Go through the entries and copy every one exactly.
━━━━━ INPUT DATA ━━━━━
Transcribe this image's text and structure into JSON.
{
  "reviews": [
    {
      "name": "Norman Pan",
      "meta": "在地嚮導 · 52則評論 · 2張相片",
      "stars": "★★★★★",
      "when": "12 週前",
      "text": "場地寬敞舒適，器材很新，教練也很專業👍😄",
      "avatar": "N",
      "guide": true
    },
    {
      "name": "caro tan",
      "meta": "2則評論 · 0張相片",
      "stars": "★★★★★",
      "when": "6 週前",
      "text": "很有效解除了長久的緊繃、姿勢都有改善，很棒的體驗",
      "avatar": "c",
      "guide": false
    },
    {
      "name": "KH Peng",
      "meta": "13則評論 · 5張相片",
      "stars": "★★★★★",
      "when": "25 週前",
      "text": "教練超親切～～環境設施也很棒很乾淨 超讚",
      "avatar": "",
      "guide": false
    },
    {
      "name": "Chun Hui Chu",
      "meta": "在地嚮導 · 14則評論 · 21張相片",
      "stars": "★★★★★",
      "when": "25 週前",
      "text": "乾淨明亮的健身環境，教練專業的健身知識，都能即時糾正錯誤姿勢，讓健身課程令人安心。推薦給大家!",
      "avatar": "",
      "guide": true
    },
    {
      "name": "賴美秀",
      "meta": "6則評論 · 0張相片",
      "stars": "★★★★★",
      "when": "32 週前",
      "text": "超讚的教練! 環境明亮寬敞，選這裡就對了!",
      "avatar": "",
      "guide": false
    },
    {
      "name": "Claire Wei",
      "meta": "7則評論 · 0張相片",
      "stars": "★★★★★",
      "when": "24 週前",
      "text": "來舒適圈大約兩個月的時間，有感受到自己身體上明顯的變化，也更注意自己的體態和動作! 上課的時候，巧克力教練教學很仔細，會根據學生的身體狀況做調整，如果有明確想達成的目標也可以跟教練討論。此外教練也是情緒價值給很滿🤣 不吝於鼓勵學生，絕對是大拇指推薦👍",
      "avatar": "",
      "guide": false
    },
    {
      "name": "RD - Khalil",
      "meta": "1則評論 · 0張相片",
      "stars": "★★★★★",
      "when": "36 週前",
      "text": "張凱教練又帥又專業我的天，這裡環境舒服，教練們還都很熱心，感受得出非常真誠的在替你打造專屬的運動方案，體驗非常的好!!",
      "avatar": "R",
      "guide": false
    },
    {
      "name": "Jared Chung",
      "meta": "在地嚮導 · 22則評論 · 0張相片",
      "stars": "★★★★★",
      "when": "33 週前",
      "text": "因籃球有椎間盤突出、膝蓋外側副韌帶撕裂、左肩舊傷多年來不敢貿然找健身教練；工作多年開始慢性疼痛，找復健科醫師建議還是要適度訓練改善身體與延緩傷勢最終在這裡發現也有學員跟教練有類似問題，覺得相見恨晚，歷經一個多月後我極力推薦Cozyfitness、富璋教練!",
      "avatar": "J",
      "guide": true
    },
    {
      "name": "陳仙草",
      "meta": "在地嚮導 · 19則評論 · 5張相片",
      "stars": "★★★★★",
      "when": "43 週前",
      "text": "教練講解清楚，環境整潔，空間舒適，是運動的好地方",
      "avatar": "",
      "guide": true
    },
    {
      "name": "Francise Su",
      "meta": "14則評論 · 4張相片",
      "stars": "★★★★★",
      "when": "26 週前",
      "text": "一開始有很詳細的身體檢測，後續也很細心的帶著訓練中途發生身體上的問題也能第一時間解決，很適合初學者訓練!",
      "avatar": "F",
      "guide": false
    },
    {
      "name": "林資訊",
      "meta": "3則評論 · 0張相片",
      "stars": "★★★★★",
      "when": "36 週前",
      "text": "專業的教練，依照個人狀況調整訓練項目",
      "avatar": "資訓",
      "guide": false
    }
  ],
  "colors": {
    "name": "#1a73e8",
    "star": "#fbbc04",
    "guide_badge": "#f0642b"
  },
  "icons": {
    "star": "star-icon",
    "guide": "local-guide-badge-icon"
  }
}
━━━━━
WRITTEN ANSWER =
Transcribe this image's text and structure into JSON.
{
  "reviews": [
    {
      "name": "Norman Pan",
      "meta": "在地嚮導 · 52則評論 · 2張相片",
      "stars": "★★★★★",
      "when": "12 週前",
      "text": "場地寬敞舒適，器材很新，教練也很專業👍😄",
      "avatar": "N",
      "guide": true
    },
    {
      "name": "caro tan",
      "meta": "2則評論 · 0張相片",
      "stars": "★★★★★",
      "when": "6 週前",
      "text": "很有效解除了長久的緊繃、姿勢都有改善，很棒的體驗",
      "avatar": "c",
      "guide": false
    },
    {
      "name": "KH Peng",
      "meta": "13則評論 · 5張相片",
      "stars": "★★★★★",
      "when": "25 週前",
      "text": "教練超親切～～環境設施也很棒很乾淨 超讚",
      "avatar": "",
      "guide": false
    },
    {
      "name": "Chun Hui Chu",
      "meta": "在地嚮導 · 14則評論 · 21張相片",
      "stars": "★★★★★",
      "when": "25 週前",
      "text": "乾淨明亮的健身環境，教練專業的健身知識，都能即時糾正錯誤姿勢，讓健身課程令人安心。推薦給大家!",
      "avatar": "",
      "guide": true
    },
    {
      "name": "賴美秀",
      "meta": "6則評論 · 0張相片",
      "stars": "★★★★★",
      "when": "32 週前",
      "text": "超讚的教練! 環境明亮寬敞，選這裡就對了!",
      "avatar": "",
      "guide": false
    },
    {
      "name": "Claire Wei",
      "meta": "7則評論 · 0張相片",
      "stars": "★★★★★",
      "when": "24 週前",
      "text": "來舒適圈大約兩個月的時間，有感受到自己身體上明顯的變化，也更注意自己的體態和動作! 上課的時候，巧克力教練教學很仔細，會根據學生的身體狀況做調整，如果有明確想達成的目標也可以跟教練討論。此外教練也是情緒價值給很滿🤣 不吝於鼓勵學生，絕對是大拇指推薦👍",
      "avatar": "",
      "guide": false
    },
    {
      "name": "RD - Khalil",
      "meta": "1則評論 · 0張相片",
      "stars": "★★★★★",
      "when": "36 週前",
      "text": "張凱教練又帥又專業我的天，這裡環境舒服，教練們還都很熱心，感受得出非常真誠的在替你打造專屬的運動方案，體驗非常的好!!",
      "avatar": "R",
      "guide": false
    },
    {
      "name": "Jared Chung",
      "meta": "在地嚮導 · 22則評論 · 0張相片",
      "stars": "★★★★★",
      "when": "33 週前",
      "text": "因籃球有椎間盤突出、膝蓋外側副韌帶撕裂、左肩舊傷多年來不敢貿然找健身教練；工作多年開始慢性疼痛，找復健科醫師建議還是要適度訓練改善身體與延緩傷勢最終在這裡發現也有學員跟教練有類似問題，覺得相見恨晚，歷經一個多月後我極力推薦Cozyfitness、富璋教練!",
      "avatar": "J",
      "guide": true
    },
    {
      "name": "陳仙草",
      "meta": "在地嚮導 · 19則評論 · 5張相片",
      "stars": "★★★★★",
      "when": "43 週前",
      "text": "教練講解清楚，環境整潔，空間舒適，是運動的好地方",
      "avatar": "",
      "guide": true
    },
    {
      "name": "Francise Su",
      "meta": "14則評論 · 4張相片",
      "stars": "★★★★★",
      "when": "26 週前",
      "text": "一開始有很詳細的身體檢測，後續也很細心的帶著訓練中途發生身體上的問題也能第一時間解決，很適合初學者訓練!",
      "avatar": "F",
      "guide": false
    },
    {
      "name": "林資訊",
      "meta": "3則評論 · 0張相片",
      "stars": "★★★★★",
      "when": "36 週前",
      "text": "專業的教練，依照個人狀況調整訓練項目",
      "avatar": "資訓",
      "guide": false
    }
  ],
  "colors": {
    "name": "#1a73e8",
    "star": "#fbbc04",
    "guide_badge": "#f0642b"
  },
  "icons": {
    "star": "star-icon",
    "guide": "local-guide-badge-icon"
  }
}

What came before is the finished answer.